* **EXCERPTED RECORDS**
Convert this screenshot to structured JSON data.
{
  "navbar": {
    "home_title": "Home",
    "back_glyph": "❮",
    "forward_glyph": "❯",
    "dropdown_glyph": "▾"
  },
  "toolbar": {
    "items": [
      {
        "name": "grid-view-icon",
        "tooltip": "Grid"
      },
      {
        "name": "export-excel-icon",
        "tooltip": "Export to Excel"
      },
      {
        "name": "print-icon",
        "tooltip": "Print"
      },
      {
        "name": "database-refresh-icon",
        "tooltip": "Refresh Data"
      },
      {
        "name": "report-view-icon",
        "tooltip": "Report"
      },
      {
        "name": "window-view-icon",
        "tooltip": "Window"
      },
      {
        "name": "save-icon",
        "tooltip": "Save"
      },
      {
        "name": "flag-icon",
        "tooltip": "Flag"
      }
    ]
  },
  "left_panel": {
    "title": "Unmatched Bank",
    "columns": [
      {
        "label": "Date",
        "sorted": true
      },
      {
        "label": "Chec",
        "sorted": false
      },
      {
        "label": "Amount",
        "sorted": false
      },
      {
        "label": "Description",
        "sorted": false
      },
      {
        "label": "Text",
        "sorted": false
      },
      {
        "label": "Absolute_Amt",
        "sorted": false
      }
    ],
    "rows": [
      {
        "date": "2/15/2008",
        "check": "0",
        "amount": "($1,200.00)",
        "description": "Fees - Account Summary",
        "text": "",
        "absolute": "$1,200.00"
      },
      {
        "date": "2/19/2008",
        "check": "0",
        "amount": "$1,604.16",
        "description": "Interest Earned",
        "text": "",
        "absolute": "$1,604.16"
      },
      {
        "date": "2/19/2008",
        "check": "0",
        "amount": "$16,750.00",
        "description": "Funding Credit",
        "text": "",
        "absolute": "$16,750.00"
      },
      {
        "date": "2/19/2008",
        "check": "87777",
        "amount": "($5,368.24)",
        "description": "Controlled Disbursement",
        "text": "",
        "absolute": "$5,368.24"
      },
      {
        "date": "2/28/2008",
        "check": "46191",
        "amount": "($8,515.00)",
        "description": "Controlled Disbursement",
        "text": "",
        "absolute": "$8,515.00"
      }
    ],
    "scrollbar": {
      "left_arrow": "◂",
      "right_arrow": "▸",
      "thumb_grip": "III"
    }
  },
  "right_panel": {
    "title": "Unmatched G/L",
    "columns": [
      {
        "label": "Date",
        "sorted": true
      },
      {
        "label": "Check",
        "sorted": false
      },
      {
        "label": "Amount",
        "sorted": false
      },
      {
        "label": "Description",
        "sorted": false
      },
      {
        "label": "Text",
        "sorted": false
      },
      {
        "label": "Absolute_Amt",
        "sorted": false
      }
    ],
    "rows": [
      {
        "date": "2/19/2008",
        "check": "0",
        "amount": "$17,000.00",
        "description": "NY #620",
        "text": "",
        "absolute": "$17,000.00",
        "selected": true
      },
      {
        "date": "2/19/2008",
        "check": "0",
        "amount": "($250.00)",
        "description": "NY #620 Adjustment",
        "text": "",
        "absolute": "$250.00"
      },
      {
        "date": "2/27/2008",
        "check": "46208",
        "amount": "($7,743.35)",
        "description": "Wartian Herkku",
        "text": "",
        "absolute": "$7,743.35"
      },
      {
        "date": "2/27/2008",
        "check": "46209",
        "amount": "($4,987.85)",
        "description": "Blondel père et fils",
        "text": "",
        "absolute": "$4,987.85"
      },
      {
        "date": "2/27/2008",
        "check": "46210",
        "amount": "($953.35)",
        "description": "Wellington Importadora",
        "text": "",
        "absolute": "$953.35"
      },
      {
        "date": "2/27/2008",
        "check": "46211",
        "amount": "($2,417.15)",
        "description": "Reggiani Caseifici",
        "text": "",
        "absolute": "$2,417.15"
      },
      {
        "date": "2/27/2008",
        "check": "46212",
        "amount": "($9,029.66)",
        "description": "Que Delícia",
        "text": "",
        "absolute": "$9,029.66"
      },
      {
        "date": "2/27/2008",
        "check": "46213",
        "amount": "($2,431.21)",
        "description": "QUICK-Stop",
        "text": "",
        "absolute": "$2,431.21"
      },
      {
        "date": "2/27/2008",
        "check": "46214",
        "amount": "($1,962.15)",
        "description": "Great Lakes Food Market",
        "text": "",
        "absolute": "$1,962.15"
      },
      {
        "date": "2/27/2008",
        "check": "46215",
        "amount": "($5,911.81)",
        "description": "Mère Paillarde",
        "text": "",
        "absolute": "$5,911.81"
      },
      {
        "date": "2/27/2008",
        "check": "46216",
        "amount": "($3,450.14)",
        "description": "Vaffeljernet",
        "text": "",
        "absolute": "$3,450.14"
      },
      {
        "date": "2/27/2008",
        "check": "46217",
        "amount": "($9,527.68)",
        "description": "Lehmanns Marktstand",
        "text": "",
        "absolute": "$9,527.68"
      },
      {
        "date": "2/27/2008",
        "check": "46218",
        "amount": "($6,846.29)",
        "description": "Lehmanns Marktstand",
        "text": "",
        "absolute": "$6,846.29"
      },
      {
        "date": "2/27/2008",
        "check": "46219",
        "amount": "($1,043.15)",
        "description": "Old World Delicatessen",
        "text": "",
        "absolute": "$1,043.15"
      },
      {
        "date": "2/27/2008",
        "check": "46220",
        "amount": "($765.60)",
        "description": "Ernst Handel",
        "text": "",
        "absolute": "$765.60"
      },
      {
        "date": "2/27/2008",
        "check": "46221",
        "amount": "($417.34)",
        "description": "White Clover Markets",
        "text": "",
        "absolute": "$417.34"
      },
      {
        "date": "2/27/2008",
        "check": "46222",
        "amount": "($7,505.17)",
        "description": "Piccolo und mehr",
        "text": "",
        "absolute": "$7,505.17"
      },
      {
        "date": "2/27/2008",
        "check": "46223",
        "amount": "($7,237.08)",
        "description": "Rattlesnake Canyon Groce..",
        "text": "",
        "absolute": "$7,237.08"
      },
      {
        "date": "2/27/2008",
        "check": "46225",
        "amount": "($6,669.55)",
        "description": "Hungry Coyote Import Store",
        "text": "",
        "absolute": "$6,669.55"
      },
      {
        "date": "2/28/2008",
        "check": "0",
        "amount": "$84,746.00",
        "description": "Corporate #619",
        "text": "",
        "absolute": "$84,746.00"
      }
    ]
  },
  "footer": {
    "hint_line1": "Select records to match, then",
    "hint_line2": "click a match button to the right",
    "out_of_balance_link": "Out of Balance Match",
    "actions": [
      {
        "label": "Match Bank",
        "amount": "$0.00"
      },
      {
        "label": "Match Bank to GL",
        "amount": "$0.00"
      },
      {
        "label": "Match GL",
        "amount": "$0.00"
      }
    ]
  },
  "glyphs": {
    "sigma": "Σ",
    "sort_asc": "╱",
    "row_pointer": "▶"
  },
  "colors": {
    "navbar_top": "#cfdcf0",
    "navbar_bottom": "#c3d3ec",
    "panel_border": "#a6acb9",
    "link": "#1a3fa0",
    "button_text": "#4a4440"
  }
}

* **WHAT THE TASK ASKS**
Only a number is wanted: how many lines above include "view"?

* **FINAL ANSWER**
3